Entries taken from a collection:
⟨

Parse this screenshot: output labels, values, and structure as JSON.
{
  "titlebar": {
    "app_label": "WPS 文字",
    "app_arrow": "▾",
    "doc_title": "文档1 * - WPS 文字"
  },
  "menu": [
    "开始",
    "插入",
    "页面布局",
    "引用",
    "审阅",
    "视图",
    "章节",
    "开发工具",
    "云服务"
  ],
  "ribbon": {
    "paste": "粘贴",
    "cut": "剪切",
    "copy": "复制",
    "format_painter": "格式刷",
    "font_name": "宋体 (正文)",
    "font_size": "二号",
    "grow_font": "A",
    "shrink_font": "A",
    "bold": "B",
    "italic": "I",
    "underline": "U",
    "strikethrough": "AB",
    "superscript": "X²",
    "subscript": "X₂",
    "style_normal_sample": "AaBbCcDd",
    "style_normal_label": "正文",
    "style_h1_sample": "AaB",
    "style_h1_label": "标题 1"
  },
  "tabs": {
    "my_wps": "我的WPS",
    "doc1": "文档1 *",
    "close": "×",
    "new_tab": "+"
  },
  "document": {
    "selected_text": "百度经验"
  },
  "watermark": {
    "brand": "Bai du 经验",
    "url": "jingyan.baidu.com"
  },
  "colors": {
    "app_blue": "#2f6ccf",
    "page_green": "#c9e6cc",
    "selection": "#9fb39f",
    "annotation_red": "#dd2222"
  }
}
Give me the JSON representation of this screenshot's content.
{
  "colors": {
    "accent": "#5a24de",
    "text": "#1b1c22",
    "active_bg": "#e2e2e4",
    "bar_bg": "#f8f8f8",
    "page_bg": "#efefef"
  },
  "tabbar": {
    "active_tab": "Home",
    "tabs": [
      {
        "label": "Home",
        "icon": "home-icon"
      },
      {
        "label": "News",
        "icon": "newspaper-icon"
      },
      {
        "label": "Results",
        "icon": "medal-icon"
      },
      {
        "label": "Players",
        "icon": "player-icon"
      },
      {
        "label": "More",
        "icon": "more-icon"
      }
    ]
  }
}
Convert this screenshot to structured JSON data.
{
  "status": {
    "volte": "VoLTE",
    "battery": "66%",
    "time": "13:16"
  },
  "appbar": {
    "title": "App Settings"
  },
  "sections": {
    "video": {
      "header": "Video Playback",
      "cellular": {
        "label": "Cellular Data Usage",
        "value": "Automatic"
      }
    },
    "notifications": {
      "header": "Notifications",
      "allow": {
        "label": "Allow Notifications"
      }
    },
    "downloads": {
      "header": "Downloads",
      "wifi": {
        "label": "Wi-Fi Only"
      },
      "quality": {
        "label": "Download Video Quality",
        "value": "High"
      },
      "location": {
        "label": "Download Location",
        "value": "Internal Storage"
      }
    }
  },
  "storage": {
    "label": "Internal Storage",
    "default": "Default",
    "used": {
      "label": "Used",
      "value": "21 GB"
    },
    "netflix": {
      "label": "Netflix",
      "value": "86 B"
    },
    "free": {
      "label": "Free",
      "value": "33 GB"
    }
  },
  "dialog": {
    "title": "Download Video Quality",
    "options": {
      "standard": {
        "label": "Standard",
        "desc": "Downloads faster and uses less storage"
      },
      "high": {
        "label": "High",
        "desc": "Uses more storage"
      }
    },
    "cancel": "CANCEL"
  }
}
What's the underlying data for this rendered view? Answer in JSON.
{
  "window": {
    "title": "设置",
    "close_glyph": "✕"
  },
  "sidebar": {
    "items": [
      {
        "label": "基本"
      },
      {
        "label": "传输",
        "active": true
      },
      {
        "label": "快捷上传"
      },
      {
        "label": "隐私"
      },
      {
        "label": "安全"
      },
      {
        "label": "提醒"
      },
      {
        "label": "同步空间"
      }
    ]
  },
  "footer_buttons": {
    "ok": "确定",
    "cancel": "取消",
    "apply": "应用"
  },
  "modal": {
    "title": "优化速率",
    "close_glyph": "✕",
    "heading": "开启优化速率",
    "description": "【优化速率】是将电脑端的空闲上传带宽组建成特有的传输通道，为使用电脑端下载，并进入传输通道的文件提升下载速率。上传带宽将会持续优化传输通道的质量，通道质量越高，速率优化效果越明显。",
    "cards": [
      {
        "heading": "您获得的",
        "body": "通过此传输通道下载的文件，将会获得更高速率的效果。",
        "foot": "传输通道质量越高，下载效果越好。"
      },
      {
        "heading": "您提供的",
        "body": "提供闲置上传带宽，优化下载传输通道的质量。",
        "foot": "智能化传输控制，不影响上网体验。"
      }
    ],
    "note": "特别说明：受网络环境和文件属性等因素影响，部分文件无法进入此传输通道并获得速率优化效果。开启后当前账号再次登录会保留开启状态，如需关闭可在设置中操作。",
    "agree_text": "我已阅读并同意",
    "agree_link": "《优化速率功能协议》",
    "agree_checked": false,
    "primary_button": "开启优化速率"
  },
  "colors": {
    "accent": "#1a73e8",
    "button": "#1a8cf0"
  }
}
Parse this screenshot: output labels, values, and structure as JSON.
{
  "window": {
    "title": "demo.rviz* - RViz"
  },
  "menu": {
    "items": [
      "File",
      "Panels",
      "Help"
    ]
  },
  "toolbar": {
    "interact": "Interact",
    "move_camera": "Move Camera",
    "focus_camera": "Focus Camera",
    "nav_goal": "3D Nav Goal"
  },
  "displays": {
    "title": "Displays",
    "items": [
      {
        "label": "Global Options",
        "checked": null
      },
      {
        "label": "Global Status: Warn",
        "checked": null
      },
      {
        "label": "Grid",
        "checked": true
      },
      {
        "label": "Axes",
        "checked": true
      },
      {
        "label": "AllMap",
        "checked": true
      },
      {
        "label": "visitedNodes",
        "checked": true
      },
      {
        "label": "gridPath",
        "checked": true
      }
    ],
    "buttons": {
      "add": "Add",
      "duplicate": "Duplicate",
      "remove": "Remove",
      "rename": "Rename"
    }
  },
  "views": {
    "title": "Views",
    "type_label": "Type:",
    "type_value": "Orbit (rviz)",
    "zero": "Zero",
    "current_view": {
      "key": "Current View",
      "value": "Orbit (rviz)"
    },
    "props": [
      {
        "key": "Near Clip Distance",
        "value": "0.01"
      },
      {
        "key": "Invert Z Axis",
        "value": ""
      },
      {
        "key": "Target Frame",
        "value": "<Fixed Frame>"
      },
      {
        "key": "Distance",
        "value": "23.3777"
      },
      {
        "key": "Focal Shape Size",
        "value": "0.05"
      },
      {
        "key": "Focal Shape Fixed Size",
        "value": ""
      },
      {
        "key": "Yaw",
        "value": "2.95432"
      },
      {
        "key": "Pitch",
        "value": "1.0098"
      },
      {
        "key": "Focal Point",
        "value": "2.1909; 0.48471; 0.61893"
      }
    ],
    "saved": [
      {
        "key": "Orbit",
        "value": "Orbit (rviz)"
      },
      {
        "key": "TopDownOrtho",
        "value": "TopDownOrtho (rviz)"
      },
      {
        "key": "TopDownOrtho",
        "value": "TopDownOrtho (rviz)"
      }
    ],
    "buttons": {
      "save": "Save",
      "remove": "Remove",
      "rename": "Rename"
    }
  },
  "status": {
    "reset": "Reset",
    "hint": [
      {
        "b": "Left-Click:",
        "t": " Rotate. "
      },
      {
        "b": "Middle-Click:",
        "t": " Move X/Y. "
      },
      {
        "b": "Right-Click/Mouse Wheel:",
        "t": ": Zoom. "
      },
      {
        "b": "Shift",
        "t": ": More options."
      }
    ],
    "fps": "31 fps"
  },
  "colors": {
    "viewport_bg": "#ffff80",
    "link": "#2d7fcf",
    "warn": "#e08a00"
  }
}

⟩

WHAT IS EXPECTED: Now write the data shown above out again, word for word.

TASK RESPONSE:
Parse this screenshot: output labels, values, and structure as JSON.
{
  "titlebar": {
    "app_label": "WPS 文字",
    "app_arrow": "▾",
    "doc_title": "文档1 * - WPS 文字"
  },
  "menu": [
    "开始",
    "插入",
    "页面布局",
    "引用",
    "审阅",
    "视图",
    "章节",
    "开发工具",
    "云服务"
  ],
  "ribbon": {
    "paste": "粘贴",
    "cut": "剪切",
    "copy": "复制",
    "format_painter": "格式刷",
    "font_name": "宋体 (正文)",
    "font_size": "二号",
    "grow_font": "A",
    "shrink_font": "A",
    "bold": "B",
    "italic": "I",
    "underline": "U",
    "strikethrough": "AB",
    "superscript": "X²",
    "subscript": "X₂",
    "style_normal_sample": "AaBbCcDd",
    "style_normal_label": "正文",
    "style_h1_sample": "AaB",
    "style_h1_label": "标题 1"
  },
  "tabs": {
    "my_wps": "我的WPS",
    "doc1": "文档1 *",
    "close": "×",
    "new_tab": "+"
  },
  "document": {
    "selected_text": "百度经验"
  },
  "watermark": {
    "brand": "Bai du 经验",
    "url": "jingyan.baidu.com"
  },
  "colors": {
    "app_blue": "#2f6ccf",
    "page_green": "#c9e6cc",
    "selection": "#9fb39f",
    "annotation_red": "#dd2222"
  }
}
Give me the JSON representation of this screenshot's content.
{
  "colors": {
    "accent": "#5a24de",
    "text": "#1b1c22",
    "active_bg": "#e2e2e4",
    "bar_bg": "#f8f8f8",
    "page_bg": "#efefef"
  },
  "tabbar": {
    "active_tab": "Home",
    "tabs": [
      {
        "label": "Home",
        "icon": "home-icon"
      },
      {
        "label": "News",
        "icon": "newspaper-icon"
      },
      {
        "label": "Results",
        "icon": "medal-icon"
      },
      {
        "label": "Players",
        "icon": "player-icon"
      },
      {
        "label": "More",
        "icon": "more-icon"
      }
    ]
  }
}
Convert this screenshot to structured JSON data.
{
  "status": {
    "volte": "VoLTE",
    "battery": "66%",
    "time": "13:16"
  },
  "appbar": {
    "title": "App Settings"
  },
  "sections": {
    "video": {
      "header": "Video Playback",
      "cellular": {
        "label": "Cellular Data Usage",
        "value": "Automatic"
      }
    },
    "notifications": {
      "header": "Notifications",
      "allow": {
        "label": "Allow Notifications"
      }
    },
    "downloads": {
      "header": "Downloads",
      "wifi": {
        "label": "Wi-Fi Only"
      },
      "quality": {
        "label": "Download Video Quality",
        "value": "High"
      },
      "location": {
        "label": "Download Location",
        "value": "Internal Storage"
      }
    }
  },
  "storage": {
    "label": "Internal Storage",
    "default": "Default",
    "used": {
      "label": "Used",
      "value": "21 GB"
    },
    "netflix": {
      "label": "Netflix",
      "value": "86 B"
    },
    "free": {
      "label": "Free",
      "value": "33 GB"
    }
  },
  "dialog": {
    "title": "Download Video Quality",
    "options": {
      "standard": {
        "label": "Standard",
        "desc": "Downloads faster and uses less storage"
      },
      "high": {
        "label": "High",
        "desc": "Uses more storage"
      }
    },
    "cancel": "CANCEL"
  }
}
What's the underlying data for this rendered view? Answer in JSON.
{
  "window": {
    "title": "设置",
    "close_glyph": "✕"
  },
  "sidebar": {
    "items": [
      {
        "label": "基本"
      },
      {
        "label": "传输",
        "active": true
      },
      {
        "label": "快捷上传"
      },
      {
        "label": "隐私"
      },
      {
        "label": "安全"
      },
      {
        "label": "提醒"
      },
      {
        "label": "同步空间"
      }
    ]
  },
  "footer_buttons": {
    "ok": "确定",
    "cancel": "取消",
    "apply": "应用"
  },
  "modal": {
    "title": "优化速率",
    "close_glyph": "✕",
    "heading": "开启优化速率",
    "description": "【优化速率】是将电脑端的空闲上传带宽组建成特有的传输通道，为使用电脑端下载，并进入传输通道的文件提升下载速率。上传带宽将会持续优化传输通道的质量，通道质量越高，速率优化效果越明显。",
    "cards": [
      {
        "heading": "您获得的",
        "body": "通过此传输通道下载的文件，将会获得更高速率的效果。",
        "foot": "传输通道质量越高，下载效果越好。"
      },
      {
        "heading": "您提供的",
        "body": "提供闲置上传带宽，优化下载传输通道的质量。",
        "foot": "智能化传输控制，不影响上网体验。"
      }
    ],
    "note": "特别说明：受网络环境和文件属性等因素影响，部分文件无法进入此传输通道并获得速率优化效果。开启后当前账号再次登录会保留开启状态，如需关闭可在设置中操作。",
    "agree_text": "我已阅读并同意",
    "agree_link": "《优化速率功能协议》",
    "agree_checked": false,
    "primary_button": "开启优化速率"
  },
  "colors": {
    "accent": "#1a73e8",
    "button": "#1a8cf0"
  }
}
Parse this screenshot: output labels, values, and structure as JSON.
{
  "window": {
    "title": "demo.rviz* - RViz"
  },
  "menu": {
    "items": [
      "File",
      "Panels",
      "Help"
    ]
  },
  "toolbar": {
    "interact": "Interact",
    "move_camera": "Move Camera",
    "focus_camera": "Focus Camera",
    "nav_goal": "3D Nav Goal"
  },
  "displays": {
    "title": "Displays",
    "items": [
      {
        "label": "Global Options",
        "checked": null
      },
      {
        "label": "Global Status: Warn",
        "checked": null
      },
      {
        "label": "Grid",
        "checked": true
      },
      {
        "label": "Axes",
        "checked": true
      },
      {
        "label": "AllMap",
        "checked": true
      },
      {
        "label": "visitedNodes",
        "checked": true
      },
      {
        "label": "gridPath",
        "checked": true
      }
    ],
    "buttons": {
      "add": "Add",
      "duplicate": "Duplicate",
      "remove": "Remove",
      "rename": "Rename"
    }
  },
  "views": {
    "title": "Views",
    "type_label": "Type:",
    "type_value": "Orbit (rviz)",
    "zero": "Zero",
    "current_view": {
      "key": "Current View",
      "value": "Orbit (rviz)"
    },
    "props": [
      {
        "key": "Near Clip Distance",
        "value": "0.01"
      },
      {
        "key": "Invert Z Axis",
        "value": ""
      },
      {
        "key": "Target Frame",
        "value": "<Fixed Frame>"
      },
      {
        "key": "Distance",
        "value": "23.3777"
      },
      {
        "key": "Focal Shape Size",
        "value": "0.05"
      },
      {
        "key": "Focal Shape Fixed Size",
        "value": ""
      },
      {
        "key": "Yaw",
        "value": "2.95432"
      },
      {
        "key": "Pitch",
        "value": "1.0098"
      },
      {
        "key": "Focal Point",
        "value": "2.1909; 0.48471; 0.61893"
      }
    ],
    "saved": [
      {
        "key": "Orbit",
        "value": "Orbit (rviz)"
      },
      {
        "key": "TopDownOrtho",
        "value": "TopDownOrtho (rviz)"
      },
      {
        "key": "TopDownOrtho",
        "value": "TopDownOrtho (rviz)"
      }
    ],
    "buttons": {
      "save": "Save",
      "remove": "Remove",
      "rename": "Rename"
    }
  },
  "status": {
    "reset": "Reset",
    "hint": [
      {
        "b": "Left-Click:",
        "t": " Rotate. "
      },
      {
        "b": "Middle-Click:",
        "t": " Move X/Y. "
      },
      {
        "b": "Right-Click/Mouse Wheel:",
        "t": ": Zoom. "
      },
      {
        "b": "Shift",
        "t": ": More options."
      }
    ],
    "fps": "31 fps"
  },
  "colors": {
    "viewport_bg": "#ffff80",
    "link": "#2d7fcf",
    "warn": "#e08a00"
  }
}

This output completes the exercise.